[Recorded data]
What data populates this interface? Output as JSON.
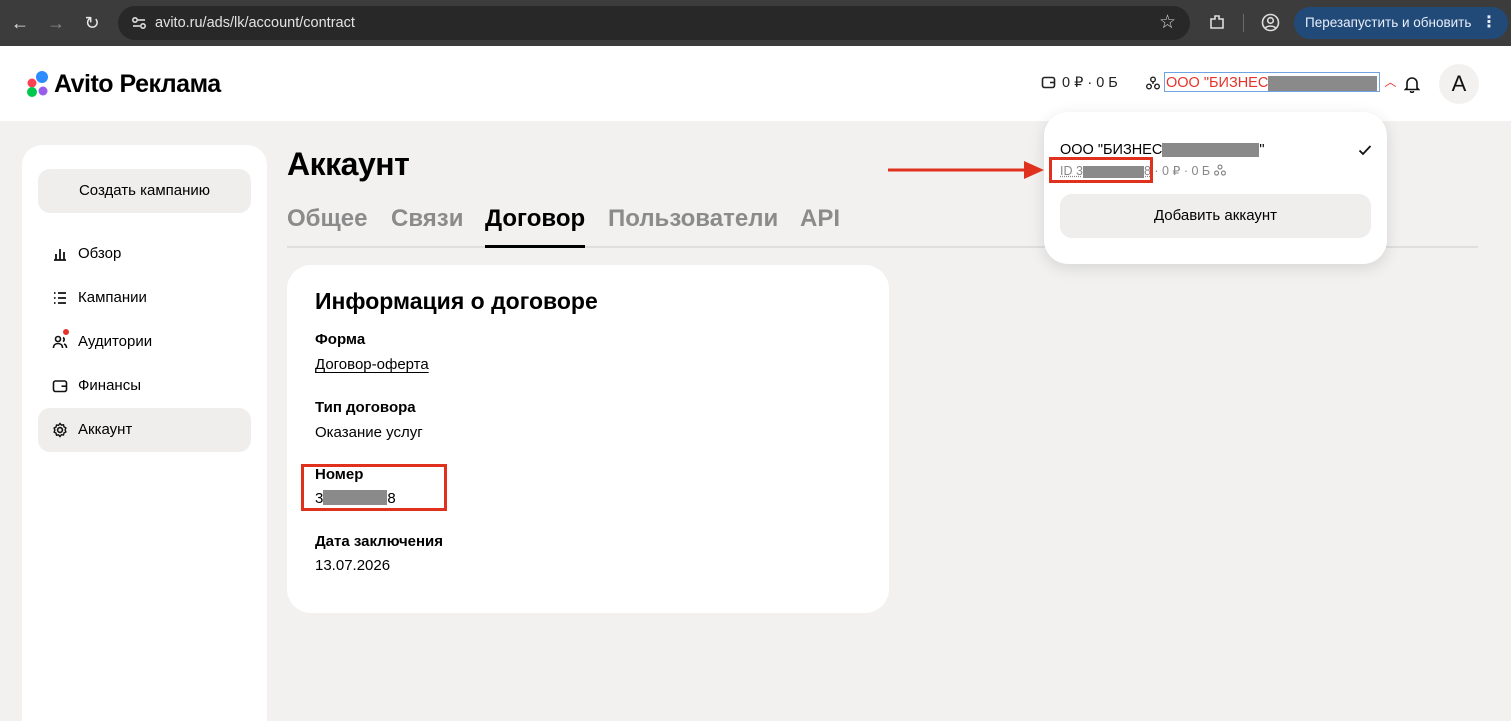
{
  "browser": {
    "url": "avito.ru/ads/lk/account/contract",
    "restart_label": "Перезапустить и обновить"
  },
  "header": {
    "logo_text": "Avito Реклама",
    "balance": "0 ₽ · 0 Б",
    "org_name": "ООО \"БИЗНЕС",
    "avatar_letter": "А"
  },
  "sidebar": {
    "create_button": "Создать кампанию",
    "items": [
      {
        "label": "Обзор",
        "icon": "chart-icon"
      },
      {
        "label": "Кампании",
        "icon": "list-icon"
      },
      {
        "label": "Аудитории",
        "icon": "people-icon"
      },
      {
        "label": "Финансы",
        "icon": "wallet-icon"
      },
      {
        "label": "Аккаунт",
        "icon": "gear-icon"
      }
    ]
  },
  "main": {
    "title": "Аккаунт",
    "tabs": [
      "Общее",
      "Связи",
      "Договор",
      "Пользователи",
      "API"
    ],
    "active_tab": "Договор"
  },
  "contract": {
    "heading": "Информация о договоре",
    "form_label": "Форма",
    "form_value": "Договор-оферта",
    "type_label": "Тип договора",
    "type_value": "Оказание услуг",
    "number_label": "Номер",
    "number_prefix": "3",
    "number_suffix": "8",
    "date_label": "Дата заключения",
    "date_value": "13.07.2026"
  },
  "dropdown": {
    "org_name": "ООО \"БИЗНЕС",
    "org_name_end": "\"",
    "id_prefix": "ID 3",
    "id_suffix": "8",
    "meta": "· 0 ₽ · 0 Б",
    "add_button": "Добавить аккаунт"
  },
  "colors": {
    "accent_red": "#e5332a",
    "annotation_red": "#e0301e",
    "restart_bg": "#214a79"
  }
}
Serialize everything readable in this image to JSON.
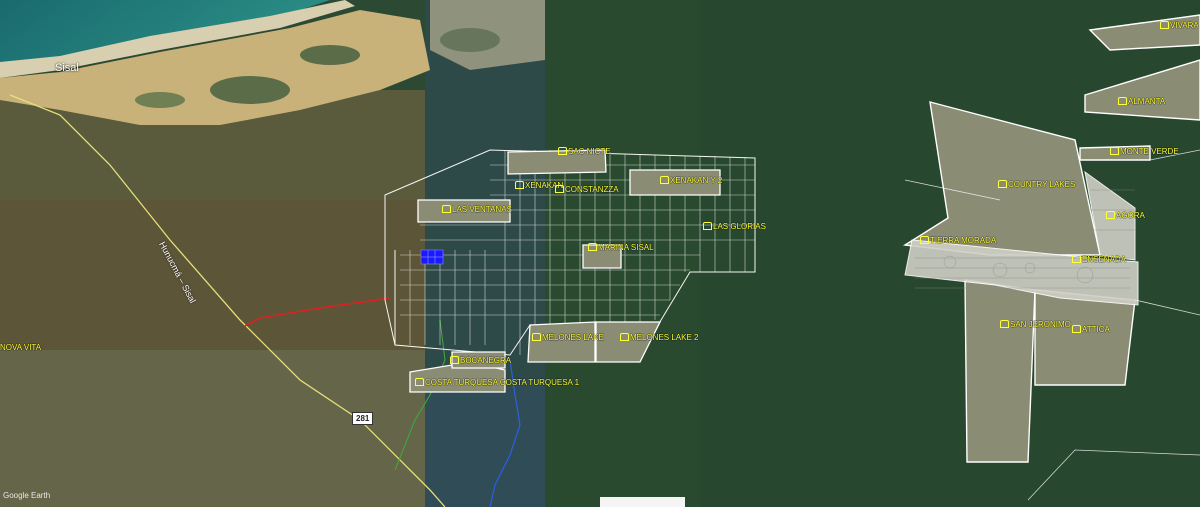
{
  "watermark": "Google Earth",
  "town": "Sisal",
  "road": "Hunucmá – Sisal",
  "highway_shield": "281",
  "colors": {
    "label": "#ffff3a",
    "boundary": "#ffffff",
    "red_road": "#e02020",
    "blue_plot": "#1a1aff",
    "parcel_fill": "#8a8c74"
  },
  "labels": {
    "sac_nicte": "SAC NICTE",
    "xenakan": "XENAKAN",
    "constanzza": "CONSTANZZA",
    "xenakan_2": "XENAKAN Y 2",
    "las_ventanas": "LAS VENTANAS",
    "las_glorias": "LAS GLORIAS",
    "marina_sisal": "MARINA SISAL",
    "bocanegra": "BOCANEGRA",
    "costa_turquesa": "COSTA TURQUESA COSTA TURQUESA 1",
    "melones_lake": "MELONES LAKE",
    "melones_lake_2": "MELONES LAKE 2",
    "nova_vita": "NOVA VITA",
    "vivara": "VIVARA",
    "almanta": "ALMANTA",
    "monte_verde": "MONTE VERDE",
    "country_lakes": "COUNTRY LAKES",
    "agora": "AGORA",
    "tierra_morada": "TIERRA MORADA",
    "ensenada": "ENSENADA",
    "san_jeronimo": "SAN JERONIMO",
    "attica": "ATTICA"
  }
}
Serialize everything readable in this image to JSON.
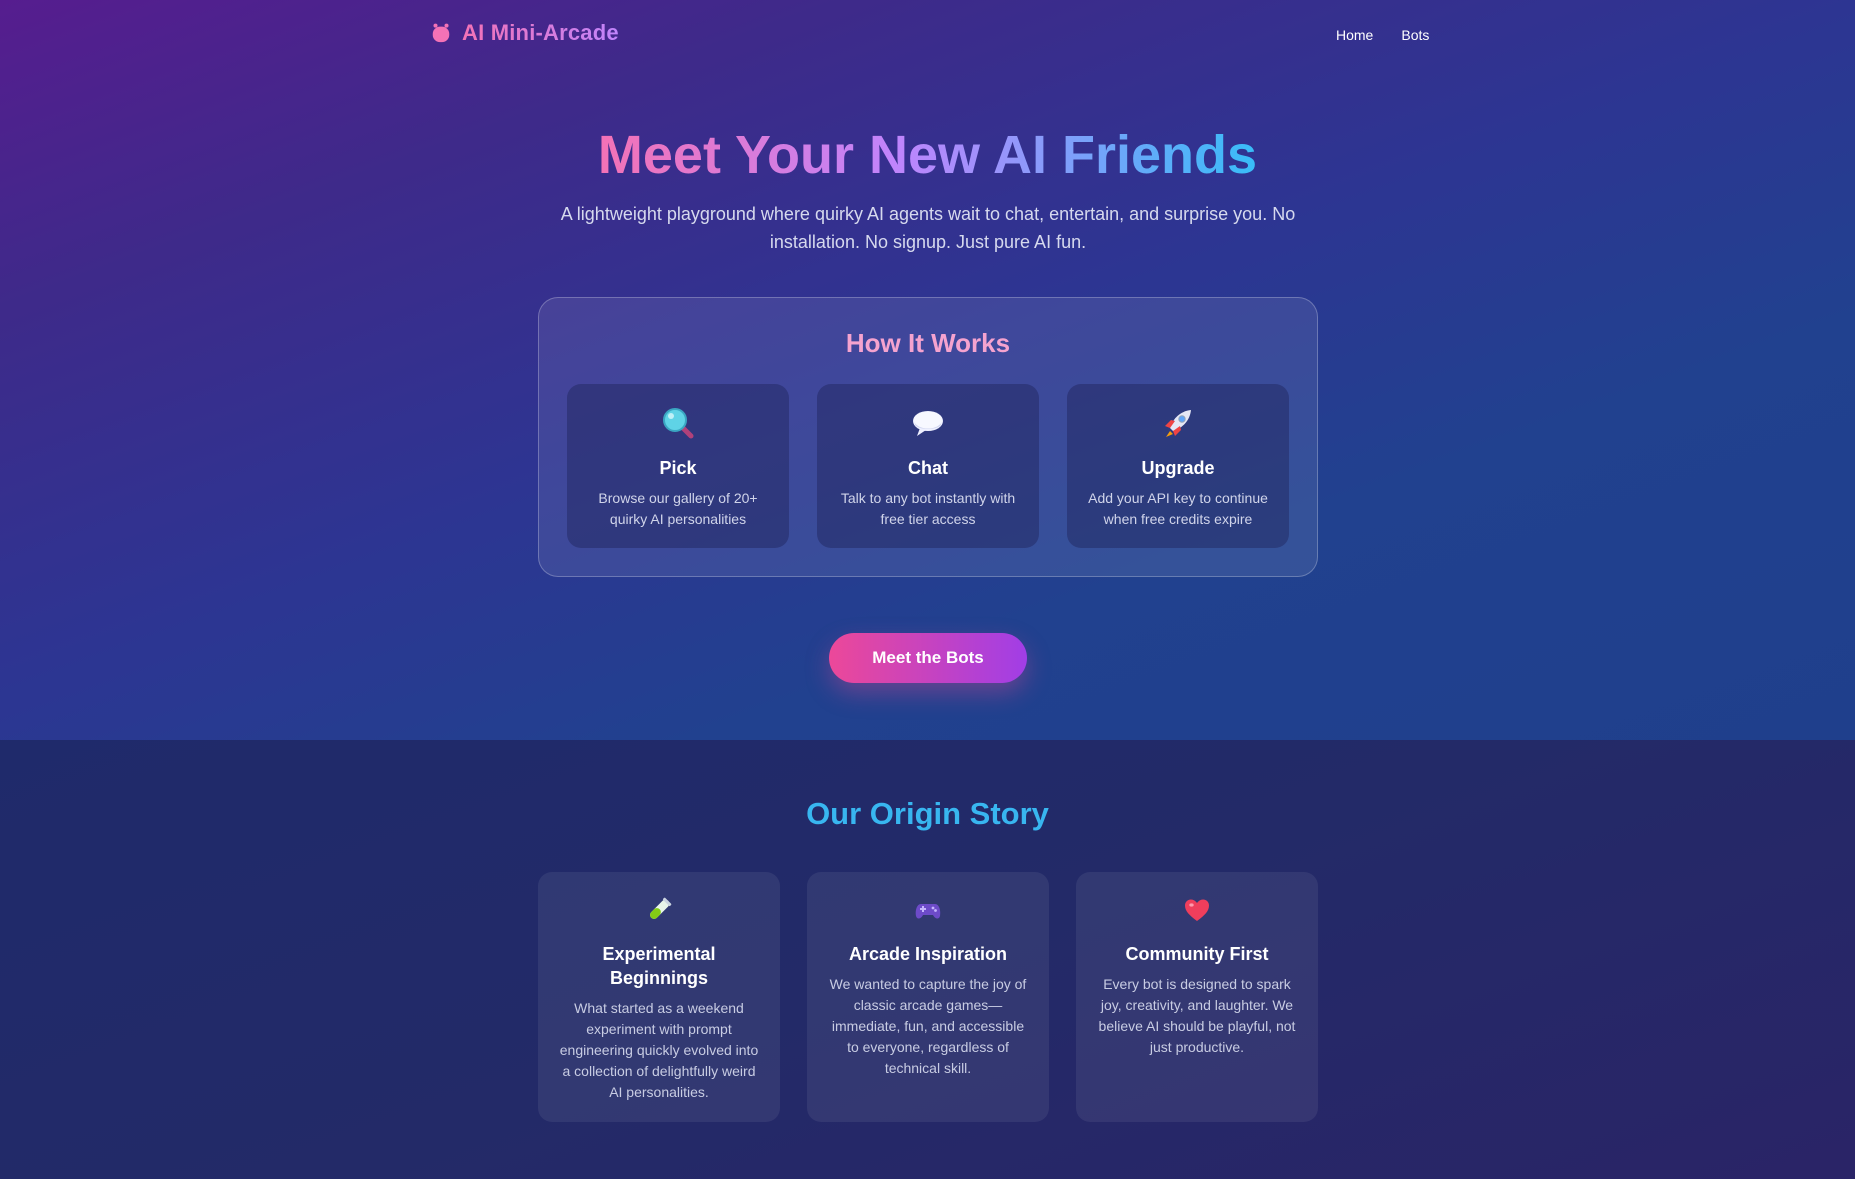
{
  "nav": {
    "brand_icon": "robot-icon",
    "brand_name": "AI Mini-Arcade",
    "links": [
      "Home",
      "Bots"
    ]
  },
  "hero": {
    "title": "Meet Your New AI Friends",
    "subtitle": "A lightweight playground where quirky AI agents wait to chat, entertain, and surprise you. No installation. No signup. Just pure AI fun.",
    "cta_label": "Meet the Bots"
  },
  "how_it_works": {
    "title": "How It Works",
    "steps": [
      {
        "icon": "magnifier-icon",
        "title": "Pick",
        "text": "Browse our gallery of 20+ quirky AI personalities"
      },
      {
        "icon": "speech-bubble-icon",
        "title": "Chat",
        "text": "Talk to any bot instantly with free tier access"
      },
      {
        "icon": "rocket-icon",
        "title": "Upgrade",
        "text": "Add your API key to continue when free credits expire"
      }
    ]
  },
  "origin": {
    "title": "Our Origin Story",
    "cards": [
      {
        "icon": "test-tube-icon",
        "title": "Experimental Beginnings",
        "text": "What started as a weekend experiment with prompt engineering quickly evolved into a collection of delightfully weird AI personalities."
      },
      {
        "icon": "game-controller-icon",
        "title": "Arcade Inspiration",
        "text": "We wanted to capture the joy of classic arcade games—immediate, fun, and accessible to everyone, regardless of technical skill."
      },
      {
        "icon": "heart-icon",
        "title": "Community First",
        "text": "Every bot is designed to spark joy, creativity, and laughter. We believe AI should be playful, not just productive."
      }
    ]
  },
  "colors": {
    "accent_pink": "#ec4899",
    "accent_purple": "#a13ee6",
    "accent_blue": "#38b6f0",
    "how_title": "#f5a3cf"
  }
}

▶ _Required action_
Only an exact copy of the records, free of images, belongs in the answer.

▶ _Your solution_
What data populates this interface? Output as JSON.
{
  "browser": {
    "url": "avito.ru/ads/lk/account/contract",
    "restart_label": "Перезапустить и обновить"
  },
  "header": {
    "logo_text": "Avito Реклама",
    "balance": "0 ₽ · 0 Б",
    "org_name": "ООО \"БИЗНЕС",
    "avatar_letter": "А"
  },
  "sidebar": {
    "create_button": "Создать кампанию",
    "items": [
      {
        "label": "Обзор",
        "icon": "chart-icon"
      },
      {
        "label": "Кампании",
        "icon": "list-icon"
      },
      {
        "label": "Аудитории",
        "icon": "people-icon"
      },
      {
        "label": "Финансы",
        "icon": "wallet-icon"
      },
      {
        "label": "Аккаунт",
        "icon": "gear-icon"
      }
    ]
  },
  "main": {
    "title": "Аккаунт",
    "tabs": [
      "Общее",
      "Связи",
      "Договор",
      "Пользователи",
      "API"
    ],
    "active_tab": "Договор"
  },
  "contract": {
    "heading": "Информация о договоре",
    "form_label": "Форма",
    "form_value": "Договор-оферта",
    "type_label": "Тип договора",
    "type_value": "Оказание услуг",
    "number_label": "Номер",
    "number_prefix": "3",
    "number_suffix": "8",
    "date_label": "Дата заключения",
    "date_value": "13.07.2026"
  },
  "dropdown": {
    "org_name": "ООО \"БИЗНЕС",
    "org_name_end": "\"",
    "id_prefix": "ID 3",
    "id_suffix": "8",
    "meta": "· 0 ₽ · 0 Б",
    "add_button": "Добавить аккаунт"
  },
  "colors": {
    "accent_red": "#e5332a",
    "annotation_red": "#e0301e",
    "restart_bg": "#214a79"
  }
}
Serialize everything readable in this image to JSON.
{
  "watermark": "Google Earth",
  "town": "Sisal",
  "road": "Hunucmá – Sisal",
  "highway_shield": "281",
  "colors": {
    "label": "#ffff3a",
    "boundary": "#ffffff",
    "red_road": "#e02020",
    "blue_plot": "#1a1aff",
    "parcel_fill": "#8a8c74"
  },
  "labels": {
    "sac_nicte": "SAC NICTE",
    "xenakan": "XENAKAN",
    "constanzza": "CONSTANZZA",
    "xenakan_2": "XENAKAN Y 2",
    "las_ventanas": "LAS VENTANAS",
    "las_glorias": "LAS GLORIAS",
    "marina_sisal": "MARINA SISAL",
    "bocanegra": "BOCANEGRA",
    "costa_turquesa": "COSTA TURQUESA COSTA TURQUESA 1",
    "melones_lake": "MELONES LAKE",
    "melones_lake_2": "MELONES LAKE 2",
    "nova_vita": "NOVA VITA",
    "vivara": "VIVARA",
    "almanta": "ALMANTA",
    "monte_verde": "MONTE VERDE",
    "country_lakes": "COUNTRY LAKES",
    "agora": "AGORA",
    "tierra_morada": "TIERRA MORADA",
    "ensenada": "ENSENADA",
    "san_jeronimo": "SAN JERONIMO",
    "attica": "ATTICA"
  }
}
Serialize everything readable in this image to JSON.
{
  "nav": {
    "brand_icon": "robot-icon",
    "brand_name": "AI Mini-Arcade",
    "links": [
      "Home",
      "Bots"
    ]
  },
  "hero": {
    "title": "Meet Your New AI Friends",
    "subtitle": "A lightweight playground where quirky AI agents wait to chat, entertain, and surprise you. No installation. No signup. Just pure AI fun.",
    "cta_label": "Meet the Bots"
  },
  "how_it_works": {
    "title": "How It Works",
    "steps": [
      {
        "icon": "magnifier-icon",
        "title": "Pick",
        "text": "Browse our gallery of 20+ quirky AI personalities"
      },
      {
        "icon": "speech-bubble-icon",
        "title": "Chat",
        "text": "Talk to any bot instantly with free tier access"
      },
      {
        "icon": "rocket-icon",
        "title": "Upgrade",
        "text": "Add your API key to continue when free credits expire"
      }
    ]
  },
  "origin": {
    "title": "Our Origin Story",
    "cards": [
      {
        "icon": "test-tube-icon",
        "title": "Experimental Beginnings",
        "text": "What started as a weekend experiment with prompt engineering quickly evolved into a collection of delightfully weird AI personalities."
      },
      {
        "icon": "game-controller-icon",
        "title": "Arcade Inspiration",
        "text": "We wanted to capture the joy of classic arcade games—immediate, fun, and accessible to everyone, regardless of technical skill."
      },
      {
        "icon": "heart-icon",
        "title": "Community First",
        "text": "Every bot is designed to spark joy, creativity, and laughter. We believe AI should be playful, not just productive."
      }
    ]
  },
  "colors": {
    "accent_pink": "#ec4899",
    "accent_purple": "#a13ee6",
    "accent_blue": "#38b6f0",
    "how_title": "#f5a3cf"
  }
}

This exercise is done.